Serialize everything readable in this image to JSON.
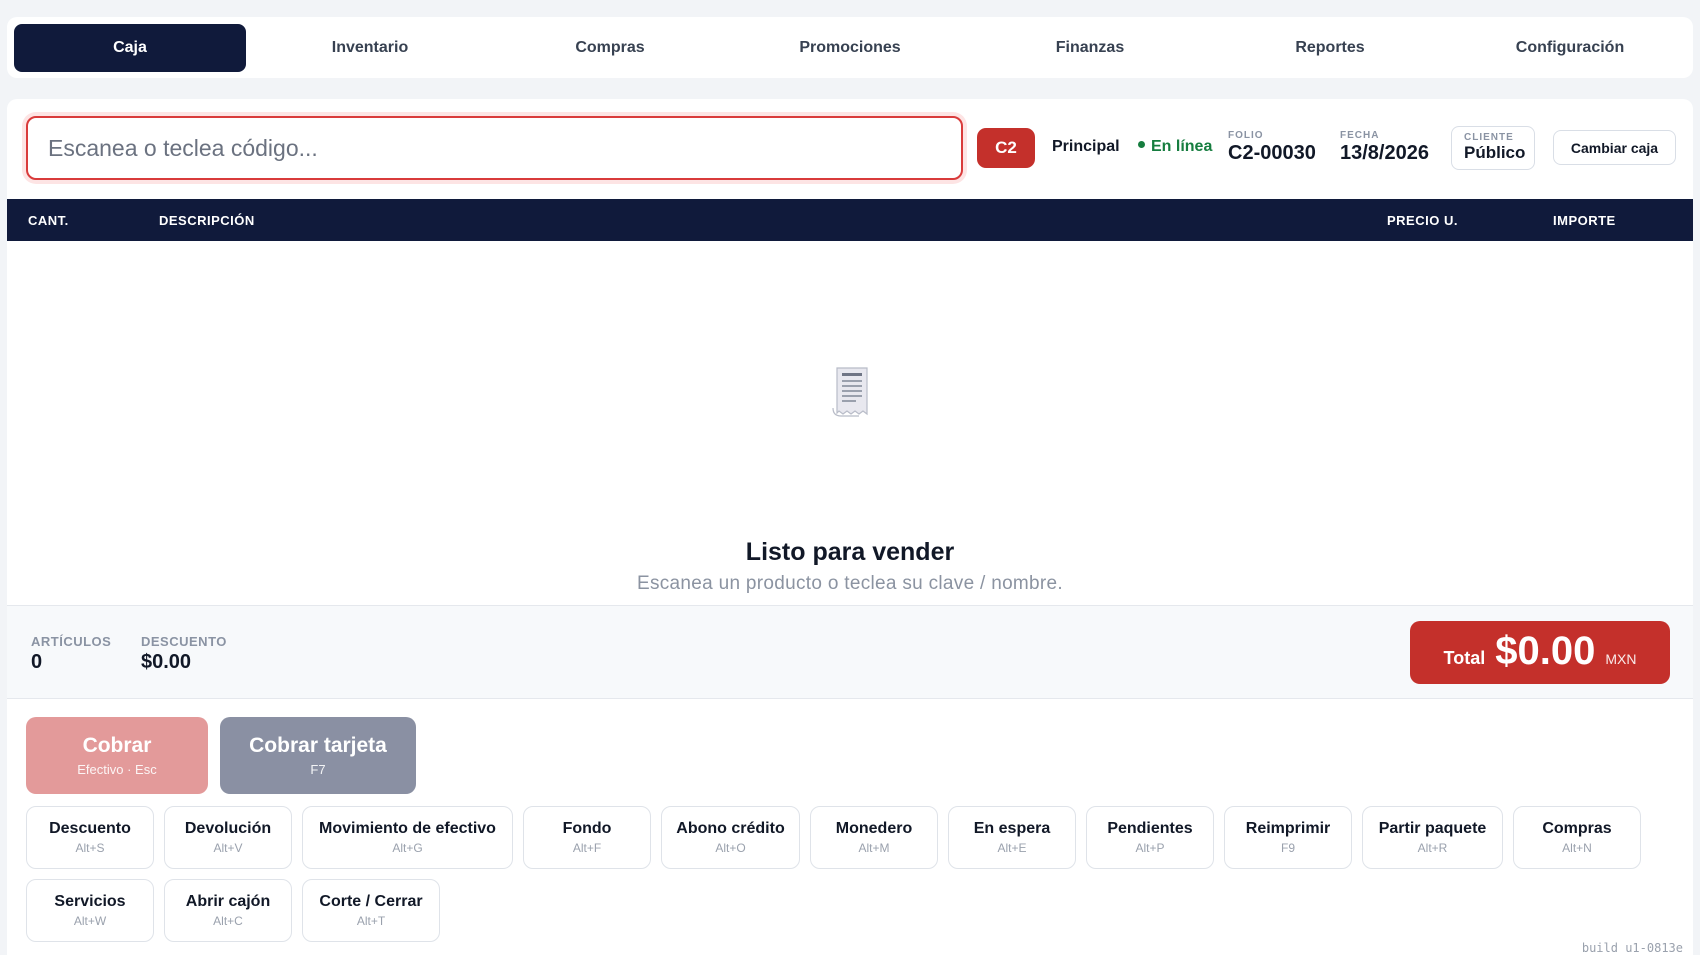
{
  "nav": {
    "tabs": [
      "Caja",
      "Inventario",
      "Compras",
      "Promociones",
      "Finanzas",
      "Reportes",
      "Configuración"
    ],
    "active": "Caja"
  },
  "topbar": {
    "scan_placeholder": "Escanea o teclea código...",
    "caja_badge": "C2",
    "sucursal": "Principal",
    "status": "En línea",
    "folio_label": "FOLIO",
    "folio_value": "C2-00030",
    "fecha_label": "FECHA",
    "fecha_value": "13/8/2026",
    "cliente_label": "CLIENTE",
    "cliente_value": "Público",
    "cambiar_caja": "Cambiar caja"
  },
  "table": {
    "headers": {
      "cant": "CANT.",
      "descripcion": "DESCRIPCIÓN",
      "precio": "PRECIO U.",
      "importe": "IMPORTE"
    }
  },
  "empty_state": {
    "icon": "receipt-icon",
    "title": "Listo para vender",
    "subtitle": "Escanea un producto o teclea su clave / nombre."
  },
  "summary": {
    "articulos_label": "ARTÍCULOS",
    "articulos_value": "0",
    "descuento_label": "DESCUENTO",
    "descuento_value": "$0.00",
    "total_label": "Total",
    "total_value": "$0.00",
    "currency": "MXN"
  },
  "pay": {
    "cash_label": "Cobrar",
    "cash_sub": "Efectivo · Esc",
    "card_label": "Cobrar tarjeta",
    "card_sub": "F7"
  },
  "actions": [
    {
      "label": "Descuento",
      "key": "Alt+S"
    },
    {
      "label": "Devolución",
      "key": "Alt+V"
    },
    {
      "label": "Movimiento de efectivo",
      "key": "Alt+G"
    },
    {
      "label": "Fondo",
      "key": "Alt+F"
    },
    {
      "label": "Abono crédito",
      "key": "Alt+O"
    },
    {
      "label": "Monedero",
      "key": "Alt+M"
    },
    {
      "label": "En espera",
      "key": "Alt+E"
    },
    {
      "label": "Pendientes",
      "key": "Alt+P"
    },
    {
      "label": "Reimprimir",
      "key": "F9"
    },
    {
      "label": "Partir paquete",
      "key": "Alt+R"
    },
    {
      "label": "Compras",
      "key": "Alt+N"
    },
    {
      "label": "Servicios",
      "key": "Alt+W"
    },
    {
      "label": "Abrir cajón",
      "key": "Alt+C"
    },
    {
      "label": "Corte / Cerrar",
      "key": "Alt+T"
    }
  ],
  "build": "build u1-0813e",
  "colors": {
    "navy": "#101a3b",
    "accent_red": "#c4302b",
    "online_green": "#167d3f"
  }
}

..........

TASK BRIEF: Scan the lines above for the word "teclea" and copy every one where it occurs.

RESPONSE TO THE TASK:
    "scan_placeholder": "Escanea o teclea código...",
    "subtitle": "Escanea un producto o teclea su clave / nombre."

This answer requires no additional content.